--- The problem ---
Among the entries below, find every line that has "JSON" and pull it out.

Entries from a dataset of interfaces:
------------------------------------

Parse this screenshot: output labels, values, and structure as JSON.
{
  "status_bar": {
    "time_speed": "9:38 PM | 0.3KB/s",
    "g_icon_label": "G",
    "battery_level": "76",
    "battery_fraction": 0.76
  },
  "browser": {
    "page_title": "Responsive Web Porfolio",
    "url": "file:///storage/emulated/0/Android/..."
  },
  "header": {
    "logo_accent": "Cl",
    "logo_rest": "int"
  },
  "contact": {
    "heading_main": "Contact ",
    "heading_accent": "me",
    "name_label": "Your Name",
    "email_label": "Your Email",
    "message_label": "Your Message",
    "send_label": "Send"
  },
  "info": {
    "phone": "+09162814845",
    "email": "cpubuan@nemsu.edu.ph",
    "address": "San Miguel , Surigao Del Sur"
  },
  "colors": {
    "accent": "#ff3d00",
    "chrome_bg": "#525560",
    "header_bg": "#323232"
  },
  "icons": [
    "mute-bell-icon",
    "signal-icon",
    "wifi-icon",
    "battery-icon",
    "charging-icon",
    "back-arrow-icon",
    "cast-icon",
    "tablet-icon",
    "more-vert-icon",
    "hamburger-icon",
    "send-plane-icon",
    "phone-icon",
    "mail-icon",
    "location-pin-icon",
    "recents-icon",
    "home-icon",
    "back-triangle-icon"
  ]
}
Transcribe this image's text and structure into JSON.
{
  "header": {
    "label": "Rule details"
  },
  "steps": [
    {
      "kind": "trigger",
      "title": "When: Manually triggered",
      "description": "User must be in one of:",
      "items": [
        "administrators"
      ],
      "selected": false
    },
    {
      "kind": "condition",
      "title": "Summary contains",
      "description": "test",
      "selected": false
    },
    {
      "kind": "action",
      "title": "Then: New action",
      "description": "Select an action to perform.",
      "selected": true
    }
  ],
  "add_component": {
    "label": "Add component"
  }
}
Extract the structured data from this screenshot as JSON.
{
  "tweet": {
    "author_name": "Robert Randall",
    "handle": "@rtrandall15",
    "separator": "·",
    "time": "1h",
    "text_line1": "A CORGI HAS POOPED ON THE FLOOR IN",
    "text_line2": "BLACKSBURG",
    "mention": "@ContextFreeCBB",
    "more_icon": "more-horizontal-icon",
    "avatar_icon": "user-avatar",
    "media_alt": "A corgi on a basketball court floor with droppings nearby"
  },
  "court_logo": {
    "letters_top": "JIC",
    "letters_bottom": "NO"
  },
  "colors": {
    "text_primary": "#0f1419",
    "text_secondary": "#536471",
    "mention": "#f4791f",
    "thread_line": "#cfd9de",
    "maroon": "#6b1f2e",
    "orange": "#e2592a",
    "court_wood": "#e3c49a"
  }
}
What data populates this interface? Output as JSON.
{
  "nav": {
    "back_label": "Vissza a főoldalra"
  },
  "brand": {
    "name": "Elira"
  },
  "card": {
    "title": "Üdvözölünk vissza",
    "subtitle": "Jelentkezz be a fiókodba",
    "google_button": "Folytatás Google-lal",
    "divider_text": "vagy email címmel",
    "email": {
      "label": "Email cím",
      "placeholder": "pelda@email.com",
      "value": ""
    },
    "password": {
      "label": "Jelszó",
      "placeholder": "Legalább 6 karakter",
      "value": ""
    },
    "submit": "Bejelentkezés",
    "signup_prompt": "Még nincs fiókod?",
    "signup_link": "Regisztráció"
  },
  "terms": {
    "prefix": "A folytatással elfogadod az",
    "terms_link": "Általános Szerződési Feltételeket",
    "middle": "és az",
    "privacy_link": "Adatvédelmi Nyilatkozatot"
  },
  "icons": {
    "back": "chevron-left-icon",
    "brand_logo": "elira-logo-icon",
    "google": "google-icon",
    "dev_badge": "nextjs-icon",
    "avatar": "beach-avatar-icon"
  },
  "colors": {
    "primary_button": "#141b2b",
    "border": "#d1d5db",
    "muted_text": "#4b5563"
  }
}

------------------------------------

--- Result below ---
Parse this screenshot: output labels, values, and structure as JSON.
Transcribe this image's text and structure into JSON.
Extract the structured data from this screenshot as JSON.
What data populates this interface? Output as JSON.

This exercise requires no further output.